What Jesus commands here is not only that we love one another, but that we love one another as he loved us. Let that sink in. And then think of the implications. He is asking us to love radically. Totally. Unconditionally. He is asking us – no, commanding us – to love one another as he loved his apostles. To love the doubter, Thomas. To love the denier, Peter. To love, even, the betrayer, Judas. He is telling us to love with a fierceness and a tenderness and a compassion that can even lead, if we love enough, to the cross.
Most of us, if we are honest with ourselves, have to admit that we continually fall short of loving people like that. Most of us, if we are honest with ourselves, have to admit that we continually fall short of even liking people like that.
And so this gospel is placed before us not to make us comfortable, but to make us uncomfortable. It is an indictment—and a challenge! How can we love one another as Jesus loved?
Well, I think it demands a kind of martyrdom. A death of self, of selfishness, of self-interest.
But martyrdom comes in different ways, in a thousand small but significant gestures that convey the love of Christ.
Maybe it is the martyrdom of silence – refraining, just once, from calling the guy across the street an idiot.
Maybe it is the martyrdom of patience – spending a half hour standing in line at the DMV and being grateful that at least you can stand.
Maybe it is the martyrdom of time – time spent listening to someone no one else will listen to, giving attention, offering support or friendship or consolation.
Maybe it is the martyrdom of forgiveness – letting go of rage or vengeance or hate, with Christ’s words echoing in our heart: “As I have loved you so you also should love one another.” And for many of us, that may be the most painful, most challenging martyrdom of all.
Last week, Michael Rogers, a Jesuit scholastic soon to be ordained a priest, posted on his Facebook page a personal letter to Dzhokhar Tsarnaev, the 19-year-old accused of the terror attack in Boston. “Dear Dzhokhar,” he began, “you don’t know me, but you tried to kill my family.”
Michael Rogers’ brother and sister-in-law were both running the marathon. His parents were just a few feet from the bomb blast. They were unhurt. But one of his students was injured by shrapnel.
Yet, Michael Rogers wrote in his letter that he cannot bring himself to hate the man who caused that because, as he put it, there has already been too much hate in Boston.
“Dear Dzhokhar,” he wrote, “I will pray for you. When the first pitch is thrown on Patriots Day at Fenway, I will pray that somehow you will know joy…the joy that makes us fully human and offers the possibility of real repentance…the joy that Red Sox baseball fills me with every year.
And he continued: “I will pray for you next year when the first shot is fired in the annual reenactment of the battle of Lexington and Concord, that you will come to know that peace and love are the only ways in which the world will ever be changed.” As I have loved you, so you also should love one another.

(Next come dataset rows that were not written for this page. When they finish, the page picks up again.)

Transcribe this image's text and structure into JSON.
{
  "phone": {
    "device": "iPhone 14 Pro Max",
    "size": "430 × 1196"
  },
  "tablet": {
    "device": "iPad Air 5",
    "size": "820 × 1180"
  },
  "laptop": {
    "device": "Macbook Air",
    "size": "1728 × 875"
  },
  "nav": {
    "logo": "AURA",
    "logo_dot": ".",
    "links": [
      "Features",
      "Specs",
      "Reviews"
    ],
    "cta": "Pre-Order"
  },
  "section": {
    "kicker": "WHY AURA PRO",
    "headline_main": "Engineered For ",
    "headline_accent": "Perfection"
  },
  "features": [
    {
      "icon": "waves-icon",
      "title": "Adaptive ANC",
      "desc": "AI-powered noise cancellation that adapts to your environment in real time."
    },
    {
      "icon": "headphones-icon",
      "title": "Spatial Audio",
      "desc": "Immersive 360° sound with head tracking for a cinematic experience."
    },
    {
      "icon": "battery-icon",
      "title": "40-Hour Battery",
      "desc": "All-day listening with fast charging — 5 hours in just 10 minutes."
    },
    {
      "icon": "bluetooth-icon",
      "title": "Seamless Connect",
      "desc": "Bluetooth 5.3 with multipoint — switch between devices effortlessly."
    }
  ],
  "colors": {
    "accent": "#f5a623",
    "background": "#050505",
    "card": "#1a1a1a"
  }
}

Or, as Christ put it another time and as he showed us on the cross: Love your enemies. Pray for your persecutors. Let go of the human desire for retribution and rage. Make hate become a martyr. Because that is the way to love.
It is our great call—yours and mine. The call not only to love but to love as Christ. The Christ who knew the nails and thorns of Good Friday, but who also knew the welcoming dawn of Easter; the Christ who gave not only his life, but who also gave us his body and blood in the Eucharist that we are about to share. In that ongoing sacrifice is an enduring reminder of his love, a love that “bears all things, and hopes all things.” It is a love, as St. Paul put it, that never fails. It is a love that serves as the great model to us all.
This Sunday’s gospel is not a Hallmark greeting card. It’s not a sentimental gift. It is an audacious challenge— from Christ to his disciples, from God to us. Love one another, he says. But don’t just love. Love as I do. It’s a tall order. How can you begin to fulfill it?